Theatrical offerings are also available in the Swan Theatre in High Wycombe. It hosts both local and professional companies performing cabarets, tribute acts, musicals and comedy. It also holds events such as masquerade balls.

Outdoors: Get out a bicycle or put on your walking shoes to explore the Chiltern Hills. The Area of Outstanding Natural Beauty covers 324 square miles and is made up of bluebell-filled woodland and arable land. For a longer expedition, follow The Ridgeway or The Thames paths or check out The Chilterns website for shorter strolls.

There’s more than 2,500 miles of public rights of way to explore, including the towpaths and trails beside the Grand Union Canal.

Other outdoor hotspots include Stockgrove Country Park and Bacombe Hill, which has rare orchids and butterflies.

Shopping: Market traders open their stalls in towns such as Aylesbury, Chesham and Winslow. Buckingham’s street market has been operating for more than 600 years and sells fruit and veg, clothing and games. The town also hosts a flea market and occasional artisan and continental markets.

For mainstream shopping head to centre: MK in Milton Keynes. There’s also an Open Market, which has fresh produce, sweets and gifts.

Food and drink: Taste the best that Buckinghamshire has to offer at The Hand and Flowers in Marlow. It’s the only pub to hold two Michelin Stars and prides itself on serving unpretentious British flavours and rustic French dishes. Chef Tom Kerridge cooks up plates such as pork and mushroom terrine and loin of Cotswolds venison with salt baked celeriac.

Enjoy a pint at one of the region’s many country pubs. The Jolly Cricketers is a particular favourite in Seer Green. Five cask real ales and artisan ciders are provided by this freehouse Victorian pub, which also has a ‘posh sausage and mash’ day.

People walking in Buckinghamshire

Hidden Buckinghamshire

On the old Victorian estate of Heatherden Hall is the home of one of the world’s leading TV studios, Pinewood.

4 reasons to live in Buckinghamshire

  • Excellent commuter base for those working in London

  • Lush valleys, the Chiltern Hills and open vales on your doorstep

  • Choice of handsome Georgian houses, flint and brick cottages and new executive homes

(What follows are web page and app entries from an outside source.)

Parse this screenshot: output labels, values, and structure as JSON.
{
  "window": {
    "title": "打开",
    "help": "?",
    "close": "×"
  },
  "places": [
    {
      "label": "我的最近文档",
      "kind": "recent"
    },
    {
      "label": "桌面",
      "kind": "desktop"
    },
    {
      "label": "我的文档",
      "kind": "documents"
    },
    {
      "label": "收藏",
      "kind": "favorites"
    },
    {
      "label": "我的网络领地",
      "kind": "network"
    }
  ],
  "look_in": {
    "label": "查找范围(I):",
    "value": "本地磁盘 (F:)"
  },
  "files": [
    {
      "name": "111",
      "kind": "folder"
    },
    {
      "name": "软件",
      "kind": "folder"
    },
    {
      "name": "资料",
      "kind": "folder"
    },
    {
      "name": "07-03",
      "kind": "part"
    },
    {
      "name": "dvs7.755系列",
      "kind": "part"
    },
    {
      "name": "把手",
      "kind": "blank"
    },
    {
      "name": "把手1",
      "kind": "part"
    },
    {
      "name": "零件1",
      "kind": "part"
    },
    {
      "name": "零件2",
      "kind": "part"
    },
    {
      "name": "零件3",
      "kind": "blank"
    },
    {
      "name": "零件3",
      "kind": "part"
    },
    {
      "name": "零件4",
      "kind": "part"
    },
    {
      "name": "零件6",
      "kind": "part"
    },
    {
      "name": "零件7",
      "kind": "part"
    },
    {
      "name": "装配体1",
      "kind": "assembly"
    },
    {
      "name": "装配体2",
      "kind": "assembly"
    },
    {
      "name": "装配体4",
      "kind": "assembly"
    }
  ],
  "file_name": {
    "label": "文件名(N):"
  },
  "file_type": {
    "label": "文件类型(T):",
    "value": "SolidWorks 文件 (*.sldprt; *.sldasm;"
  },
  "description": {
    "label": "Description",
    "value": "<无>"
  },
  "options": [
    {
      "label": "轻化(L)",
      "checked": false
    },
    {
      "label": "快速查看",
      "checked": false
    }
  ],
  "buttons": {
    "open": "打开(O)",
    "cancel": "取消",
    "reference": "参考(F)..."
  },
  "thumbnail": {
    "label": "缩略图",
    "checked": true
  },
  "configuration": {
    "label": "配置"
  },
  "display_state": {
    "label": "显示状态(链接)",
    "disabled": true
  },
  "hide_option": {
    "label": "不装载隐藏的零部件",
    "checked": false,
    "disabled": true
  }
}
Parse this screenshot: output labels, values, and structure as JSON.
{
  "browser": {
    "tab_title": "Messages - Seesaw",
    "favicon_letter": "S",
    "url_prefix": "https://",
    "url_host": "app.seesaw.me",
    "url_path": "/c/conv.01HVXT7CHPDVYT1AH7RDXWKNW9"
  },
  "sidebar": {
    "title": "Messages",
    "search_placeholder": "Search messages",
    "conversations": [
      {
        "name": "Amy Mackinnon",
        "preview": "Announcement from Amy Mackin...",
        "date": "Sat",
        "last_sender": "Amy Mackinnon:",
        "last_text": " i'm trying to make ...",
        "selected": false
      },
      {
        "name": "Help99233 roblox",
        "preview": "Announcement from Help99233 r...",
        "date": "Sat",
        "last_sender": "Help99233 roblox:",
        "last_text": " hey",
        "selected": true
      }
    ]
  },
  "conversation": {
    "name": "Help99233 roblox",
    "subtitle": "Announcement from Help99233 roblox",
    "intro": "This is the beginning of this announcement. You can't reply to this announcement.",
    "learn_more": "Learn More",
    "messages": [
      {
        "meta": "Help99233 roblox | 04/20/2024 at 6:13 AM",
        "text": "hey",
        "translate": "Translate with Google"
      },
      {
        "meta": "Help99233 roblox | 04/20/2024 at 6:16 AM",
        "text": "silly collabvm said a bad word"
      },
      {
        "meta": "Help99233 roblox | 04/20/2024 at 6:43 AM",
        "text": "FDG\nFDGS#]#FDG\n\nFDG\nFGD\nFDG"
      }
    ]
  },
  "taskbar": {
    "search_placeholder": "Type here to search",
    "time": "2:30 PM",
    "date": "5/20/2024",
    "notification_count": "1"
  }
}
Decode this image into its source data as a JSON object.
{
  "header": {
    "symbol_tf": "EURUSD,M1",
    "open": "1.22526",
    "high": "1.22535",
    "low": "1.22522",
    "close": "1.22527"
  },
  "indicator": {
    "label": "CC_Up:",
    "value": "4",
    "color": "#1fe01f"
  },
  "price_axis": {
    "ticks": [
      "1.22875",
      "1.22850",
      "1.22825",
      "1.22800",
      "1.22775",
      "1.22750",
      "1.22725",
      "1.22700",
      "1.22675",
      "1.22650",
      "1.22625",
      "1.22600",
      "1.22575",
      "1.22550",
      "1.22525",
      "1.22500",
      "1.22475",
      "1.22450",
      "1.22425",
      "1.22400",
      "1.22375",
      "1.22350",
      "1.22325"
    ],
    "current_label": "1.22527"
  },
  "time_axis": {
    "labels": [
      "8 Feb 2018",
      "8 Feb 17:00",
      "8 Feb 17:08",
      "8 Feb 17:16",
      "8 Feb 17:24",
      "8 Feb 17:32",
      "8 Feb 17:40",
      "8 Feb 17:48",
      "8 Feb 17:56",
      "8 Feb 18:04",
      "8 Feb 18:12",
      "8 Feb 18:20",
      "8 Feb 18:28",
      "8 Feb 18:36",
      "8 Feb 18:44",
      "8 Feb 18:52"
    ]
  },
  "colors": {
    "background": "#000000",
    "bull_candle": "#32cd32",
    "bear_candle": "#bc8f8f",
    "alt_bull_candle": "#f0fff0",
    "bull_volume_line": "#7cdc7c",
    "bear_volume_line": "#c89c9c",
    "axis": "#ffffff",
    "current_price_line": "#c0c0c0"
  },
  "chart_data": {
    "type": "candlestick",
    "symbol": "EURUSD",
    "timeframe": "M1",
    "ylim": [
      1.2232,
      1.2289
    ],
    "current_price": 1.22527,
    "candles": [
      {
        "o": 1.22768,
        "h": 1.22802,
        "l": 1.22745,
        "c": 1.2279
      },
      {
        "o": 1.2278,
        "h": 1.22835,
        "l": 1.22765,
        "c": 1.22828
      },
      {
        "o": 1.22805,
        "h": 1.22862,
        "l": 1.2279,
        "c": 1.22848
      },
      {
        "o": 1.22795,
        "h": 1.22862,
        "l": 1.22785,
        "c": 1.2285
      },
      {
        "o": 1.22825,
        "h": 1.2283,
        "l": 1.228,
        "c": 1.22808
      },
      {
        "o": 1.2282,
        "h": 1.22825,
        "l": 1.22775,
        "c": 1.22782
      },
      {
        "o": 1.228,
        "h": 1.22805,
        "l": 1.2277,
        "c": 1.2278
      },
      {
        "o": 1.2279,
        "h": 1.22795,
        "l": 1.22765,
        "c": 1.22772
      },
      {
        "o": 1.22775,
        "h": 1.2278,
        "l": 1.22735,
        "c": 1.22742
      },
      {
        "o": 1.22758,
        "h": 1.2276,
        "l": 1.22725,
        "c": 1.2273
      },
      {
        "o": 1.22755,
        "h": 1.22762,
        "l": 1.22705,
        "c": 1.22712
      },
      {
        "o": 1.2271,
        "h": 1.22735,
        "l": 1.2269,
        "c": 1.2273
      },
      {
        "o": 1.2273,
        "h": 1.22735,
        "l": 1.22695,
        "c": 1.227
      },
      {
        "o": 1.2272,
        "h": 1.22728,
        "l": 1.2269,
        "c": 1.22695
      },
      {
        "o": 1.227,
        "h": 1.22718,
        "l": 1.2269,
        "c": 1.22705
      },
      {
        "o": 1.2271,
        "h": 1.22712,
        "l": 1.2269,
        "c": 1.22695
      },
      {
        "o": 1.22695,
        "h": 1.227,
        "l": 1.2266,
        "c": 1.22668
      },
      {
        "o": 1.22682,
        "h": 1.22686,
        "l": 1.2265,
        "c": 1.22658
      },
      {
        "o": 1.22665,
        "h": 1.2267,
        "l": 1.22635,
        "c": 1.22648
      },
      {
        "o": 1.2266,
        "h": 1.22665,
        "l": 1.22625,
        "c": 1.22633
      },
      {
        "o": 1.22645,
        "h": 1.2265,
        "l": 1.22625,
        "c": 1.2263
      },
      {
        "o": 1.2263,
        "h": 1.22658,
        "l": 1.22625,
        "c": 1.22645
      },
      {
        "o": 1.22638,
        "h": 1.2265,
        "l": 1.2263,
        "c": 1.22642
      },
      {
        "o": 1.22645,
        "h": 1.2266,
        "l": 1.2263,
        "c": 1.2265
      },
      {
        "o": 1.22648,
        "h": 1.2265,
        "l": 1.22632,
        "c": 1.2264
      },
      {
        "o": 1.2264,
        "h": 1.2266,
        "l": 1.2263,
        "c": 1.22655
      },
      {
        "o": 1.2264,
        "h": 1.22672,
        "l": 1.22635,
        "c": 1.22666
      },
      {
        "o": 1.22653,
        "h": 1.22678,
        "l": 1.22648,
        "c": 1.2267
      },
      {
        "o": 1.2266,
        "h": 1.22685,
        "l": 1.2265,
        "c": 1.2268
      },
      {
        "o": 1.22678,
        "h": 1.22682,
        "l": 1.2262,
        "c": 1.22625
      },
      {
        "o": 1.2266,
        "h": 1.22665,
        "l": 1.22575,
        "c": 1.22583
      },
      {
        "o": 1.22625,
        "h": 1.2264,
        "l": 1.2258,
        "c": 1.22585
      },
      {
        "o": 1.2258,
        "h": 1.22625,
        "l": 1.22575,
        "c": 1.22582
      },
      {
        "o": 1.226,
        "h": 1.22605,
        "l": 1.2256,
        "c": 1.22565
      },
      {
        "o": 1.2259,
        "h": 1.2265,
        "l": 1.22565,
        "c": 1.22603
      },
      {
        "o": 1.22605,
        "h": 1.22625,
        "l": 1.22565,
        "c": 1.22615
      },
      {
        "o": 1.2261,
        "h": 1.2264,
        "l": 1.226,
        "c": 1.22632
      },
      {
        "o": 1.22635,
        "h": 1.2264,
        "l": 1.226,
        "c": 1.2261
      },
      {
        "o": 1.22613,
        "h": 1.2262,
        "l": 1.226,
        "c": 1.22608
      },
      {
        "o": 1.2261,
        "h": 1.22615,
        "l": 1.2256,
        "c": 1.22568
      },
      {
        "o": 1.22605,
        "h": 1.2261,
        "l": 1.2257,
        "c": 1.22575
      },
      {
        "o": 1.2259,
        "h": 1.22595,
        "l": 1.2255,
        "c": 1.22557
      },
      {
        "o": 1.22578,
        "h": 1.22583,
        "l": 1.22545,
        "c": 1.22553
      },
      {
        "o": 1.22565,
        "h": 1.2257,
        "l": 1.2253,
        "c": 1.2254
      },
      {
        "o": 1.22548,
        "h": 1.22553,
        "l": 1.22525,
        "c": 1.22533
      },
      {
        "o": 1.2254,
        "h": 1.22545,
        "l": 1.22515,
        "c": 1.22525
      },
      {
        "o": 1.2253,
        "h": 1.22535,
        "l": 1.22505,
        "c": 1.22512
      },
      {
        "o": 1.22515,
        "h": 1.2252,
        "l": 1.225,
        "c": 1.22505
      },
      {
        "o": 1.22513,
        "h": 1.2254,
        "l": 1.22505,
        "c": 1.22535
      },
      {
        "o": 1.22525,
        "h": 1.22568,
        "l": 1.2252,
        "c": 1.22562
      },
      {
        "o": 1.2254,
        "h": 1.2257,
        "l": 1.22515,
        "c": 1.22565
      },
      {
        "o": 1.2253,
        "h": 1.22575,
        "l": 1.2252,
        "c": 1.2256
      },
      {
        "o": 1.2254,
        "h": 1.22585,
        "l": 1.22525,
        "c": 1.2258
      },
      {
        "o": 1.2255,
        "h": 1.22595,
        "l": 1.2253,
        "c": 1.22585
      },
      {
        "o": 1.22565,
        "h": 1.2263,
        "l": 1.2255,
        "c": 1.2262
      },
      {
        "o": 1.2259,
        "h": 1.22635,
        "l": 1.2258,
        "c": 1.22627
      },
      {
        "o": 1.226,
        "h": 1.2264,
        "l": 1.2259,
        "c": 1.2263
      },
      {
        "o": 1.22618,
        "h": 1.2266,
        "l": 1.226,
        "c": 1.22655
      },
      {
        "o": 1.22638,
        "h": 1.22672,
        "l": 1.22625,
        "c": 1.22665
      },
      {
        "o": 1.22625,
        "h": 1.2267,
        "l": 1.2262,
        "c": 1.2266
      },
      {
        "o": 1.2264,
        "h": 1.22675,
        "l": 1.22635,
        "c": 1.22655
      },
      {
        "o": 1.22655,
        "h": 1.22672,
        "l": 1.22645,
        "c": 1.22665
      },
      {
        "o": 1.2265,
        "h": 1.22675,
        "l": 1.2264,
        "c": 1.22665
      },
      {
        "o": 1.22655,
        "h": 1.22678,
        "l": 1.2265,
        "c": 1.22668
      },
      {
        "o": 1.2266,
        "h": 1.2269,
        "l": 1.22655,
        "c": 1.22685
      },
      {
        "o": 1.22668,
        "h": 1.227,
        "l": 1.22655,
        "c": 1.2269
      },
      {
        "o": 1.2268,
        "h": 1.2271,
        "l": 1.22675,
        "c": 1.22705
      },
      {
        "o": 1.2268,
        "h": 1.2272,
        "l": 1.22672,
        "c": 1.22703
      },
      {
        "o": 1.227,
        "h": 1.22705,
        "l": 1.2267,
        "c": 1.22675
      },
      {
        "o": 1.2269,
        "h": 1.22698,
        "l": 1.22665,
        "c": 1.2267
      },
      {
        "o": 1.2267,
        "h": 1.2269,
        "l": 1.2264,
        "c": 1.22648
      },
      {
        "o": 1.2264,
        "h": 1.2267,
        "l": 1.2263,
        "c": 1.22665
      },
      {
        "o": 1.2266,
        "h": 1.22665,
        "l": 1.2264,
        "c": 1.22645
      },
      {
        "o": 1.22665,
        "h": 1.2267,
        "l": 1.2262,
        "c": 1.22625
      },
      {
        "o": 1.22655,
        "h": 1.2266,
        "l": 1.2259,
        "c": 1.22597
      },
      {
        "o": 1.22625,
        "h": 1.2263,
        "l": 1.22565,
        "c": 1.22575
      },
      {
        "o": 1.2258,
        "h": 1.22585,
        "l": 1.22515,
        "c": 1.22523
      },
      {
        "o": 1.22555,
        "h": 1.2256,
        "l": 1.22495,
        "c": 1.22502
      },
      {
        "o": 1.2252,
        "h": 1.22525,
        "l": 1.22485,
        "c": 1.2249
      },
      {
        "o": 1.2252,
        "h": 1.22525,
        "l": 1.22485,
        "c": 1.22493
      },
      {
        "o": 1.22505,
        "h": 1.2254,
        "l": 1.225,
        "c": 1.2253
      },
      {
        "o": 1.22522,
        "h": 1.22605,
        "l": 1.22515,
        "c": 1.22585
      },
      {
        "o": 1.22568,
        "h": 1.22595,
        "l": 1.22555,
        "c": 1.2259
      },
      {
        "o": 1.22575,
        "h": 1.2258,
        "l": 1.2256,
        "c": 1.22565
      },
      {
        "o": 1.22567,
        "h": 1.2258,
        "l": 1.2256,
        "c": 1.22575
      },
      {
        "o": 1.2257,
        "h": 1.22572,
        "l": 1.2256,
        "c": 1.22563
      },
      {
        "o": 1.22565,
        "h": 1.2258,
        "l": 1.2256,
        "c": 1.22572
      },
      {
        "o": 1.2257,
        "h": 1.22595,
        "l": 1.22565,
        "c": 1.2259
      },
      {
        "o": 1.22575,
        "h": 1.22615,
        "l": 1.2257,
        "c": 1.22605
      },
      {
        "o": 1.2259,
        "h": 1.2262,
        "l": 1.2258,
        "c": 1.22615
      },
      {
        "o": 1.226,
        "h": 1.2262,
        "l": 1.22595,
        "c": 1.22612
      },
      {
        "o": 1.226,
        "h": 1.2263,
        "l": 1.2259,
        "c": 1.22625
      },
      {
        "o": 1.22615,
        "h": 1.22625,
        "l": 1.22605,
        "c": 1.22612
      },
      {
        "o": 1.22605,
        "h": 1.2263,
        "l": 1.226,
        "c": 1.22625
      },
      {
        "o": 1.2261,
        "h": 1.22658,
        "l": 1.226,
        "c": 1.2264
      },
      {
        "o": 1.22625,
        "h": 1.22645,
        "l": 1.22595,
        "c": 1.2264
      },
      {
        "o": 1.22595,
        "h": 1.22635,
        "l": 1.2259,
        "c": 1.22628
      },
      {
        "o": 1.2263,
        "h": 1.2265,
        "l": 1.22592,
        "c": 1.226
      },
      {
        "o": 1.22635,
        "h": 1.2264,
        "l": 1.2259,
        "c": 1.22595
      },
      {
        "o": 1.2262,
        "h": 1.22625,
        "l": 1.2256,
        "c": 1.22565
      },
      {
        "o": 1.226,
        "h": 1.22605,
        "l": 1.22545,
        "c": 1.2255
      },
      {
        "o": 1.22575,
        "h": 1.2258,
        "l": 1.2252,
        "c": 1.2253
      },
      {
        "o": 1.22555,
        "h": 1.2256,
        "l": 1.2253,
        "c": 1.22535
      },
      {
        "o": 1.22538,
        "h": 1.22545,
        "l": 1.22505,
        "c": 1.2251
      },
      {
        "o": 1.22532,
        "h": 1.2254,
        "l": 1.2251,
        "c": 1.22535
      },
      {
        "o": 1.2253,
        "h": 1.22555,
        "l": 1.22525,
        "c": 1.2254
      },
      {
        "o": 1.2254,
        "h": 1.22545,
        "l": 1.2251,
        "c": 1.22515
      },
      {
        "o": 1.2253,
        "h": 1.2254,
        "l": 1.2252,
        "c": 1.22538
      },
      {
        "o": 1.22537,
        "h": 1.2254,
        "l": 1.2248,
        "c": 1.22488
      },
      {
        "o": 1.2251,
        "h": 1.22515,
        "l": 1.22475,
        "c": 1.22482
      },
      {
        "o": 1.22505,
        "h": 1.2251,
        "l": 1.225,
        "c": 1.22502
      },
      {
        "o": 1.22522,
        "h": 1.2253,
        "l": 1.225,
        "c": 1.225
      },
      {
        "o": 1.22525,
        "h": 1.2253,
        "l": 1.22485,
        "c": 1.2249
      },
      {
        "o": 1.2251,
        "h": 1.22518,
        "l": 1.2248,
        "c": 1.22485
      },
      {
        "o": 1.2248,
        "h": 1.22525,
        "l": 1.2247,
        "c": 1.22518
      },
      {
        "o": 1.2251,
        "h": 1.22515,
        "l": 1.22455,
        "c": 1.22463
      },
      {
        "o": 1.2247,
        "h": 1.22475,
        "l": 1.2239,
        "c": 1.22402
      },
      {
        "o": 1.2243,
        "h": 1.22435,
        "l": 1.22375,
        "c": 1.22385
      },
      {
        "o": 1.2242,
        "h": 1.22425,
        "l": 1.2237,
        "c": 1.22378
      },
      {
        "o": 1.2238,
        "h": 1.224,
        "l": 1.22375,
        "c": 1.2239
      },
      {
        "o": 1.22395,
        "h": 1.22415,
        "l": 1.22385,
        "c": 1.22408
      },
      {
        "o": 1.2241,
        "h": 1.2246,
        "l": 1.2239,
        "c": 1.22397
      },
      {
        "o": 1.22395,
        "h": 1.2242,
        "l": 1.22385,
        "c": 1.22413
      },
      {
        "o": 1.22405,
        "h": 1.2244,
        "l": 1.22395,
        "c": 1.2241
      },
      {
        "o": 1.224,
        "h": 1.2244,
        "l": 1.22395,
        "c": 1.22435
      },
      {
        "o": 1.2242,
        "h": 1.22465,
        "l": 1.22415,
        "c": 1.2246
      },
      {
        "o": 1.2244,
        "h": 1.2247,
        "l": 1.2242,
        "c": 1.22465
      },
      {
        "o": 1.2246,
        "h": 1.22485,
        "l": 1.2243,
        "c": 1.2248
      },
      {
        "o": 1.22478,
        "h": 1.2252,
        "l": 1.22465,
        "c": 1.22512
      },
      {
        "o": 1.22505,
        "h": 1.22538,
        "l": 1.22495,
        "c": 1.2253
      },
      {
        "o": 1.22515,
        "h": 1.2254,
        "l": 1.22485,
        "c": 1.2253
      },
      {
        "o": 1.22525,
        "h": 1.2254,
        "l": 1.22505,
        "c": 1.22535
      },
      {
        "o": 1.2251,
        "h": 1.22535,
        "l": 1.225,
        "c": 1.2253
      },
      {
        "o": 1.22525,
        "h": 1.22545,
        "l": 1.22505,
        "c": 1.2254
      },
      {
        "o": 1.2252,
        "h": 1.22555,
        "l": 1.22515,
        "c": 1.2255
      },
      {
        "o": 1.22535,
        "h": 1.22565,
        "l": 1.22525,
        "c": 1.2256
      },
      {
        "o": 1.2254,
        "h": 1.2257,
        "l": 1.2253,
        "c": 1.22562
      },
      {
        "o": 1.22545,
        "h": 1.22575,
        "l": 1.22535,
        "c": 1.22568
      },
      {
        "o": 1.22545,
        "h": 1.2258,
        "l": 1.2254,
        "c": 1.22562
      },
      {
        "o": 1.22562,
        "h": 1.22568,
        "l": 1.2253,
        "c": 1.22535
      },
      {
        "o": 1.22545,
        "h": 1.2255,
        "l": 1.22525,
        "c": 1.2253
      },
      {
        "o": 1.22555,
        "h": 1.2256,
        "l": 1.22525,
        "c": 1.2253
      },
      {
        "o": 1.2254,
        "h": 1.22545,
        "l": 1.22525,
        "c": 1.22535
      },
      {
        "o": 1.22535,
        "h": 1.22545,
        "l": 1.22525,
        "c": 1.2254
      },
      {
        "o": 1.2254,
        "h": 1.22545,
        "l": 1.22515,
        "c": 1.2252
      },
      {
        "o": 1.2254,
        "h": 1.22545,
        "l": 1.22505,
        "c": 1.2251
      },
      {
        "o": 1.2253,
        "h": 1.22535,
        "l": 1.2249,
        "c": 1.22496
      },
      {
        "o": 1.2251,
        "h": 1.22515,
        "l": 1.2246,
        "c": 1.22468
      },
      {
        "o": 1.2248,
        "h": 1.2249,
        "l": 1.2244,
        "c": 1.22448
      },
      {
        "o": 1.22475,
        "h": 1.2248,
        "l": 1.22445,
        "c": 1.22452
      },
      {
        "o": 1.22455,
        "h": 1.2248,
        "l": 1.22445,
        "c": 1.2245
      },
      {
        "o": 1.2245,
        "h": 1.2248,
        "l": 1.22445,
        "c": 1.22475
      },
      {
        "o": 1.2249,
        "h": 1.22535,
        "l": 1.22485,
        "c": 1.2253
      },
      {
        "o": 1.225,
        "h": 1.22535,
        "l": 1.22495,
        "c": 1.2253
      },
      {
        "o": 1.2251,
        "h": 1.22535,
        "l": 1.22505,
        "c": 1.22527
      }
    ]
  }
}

  • Plenty of shops, theatres and stately homes

Does Buckinghamshire tick all your boxes? Let us know in the comments below.

* DISQUS *
comments powered by Disqus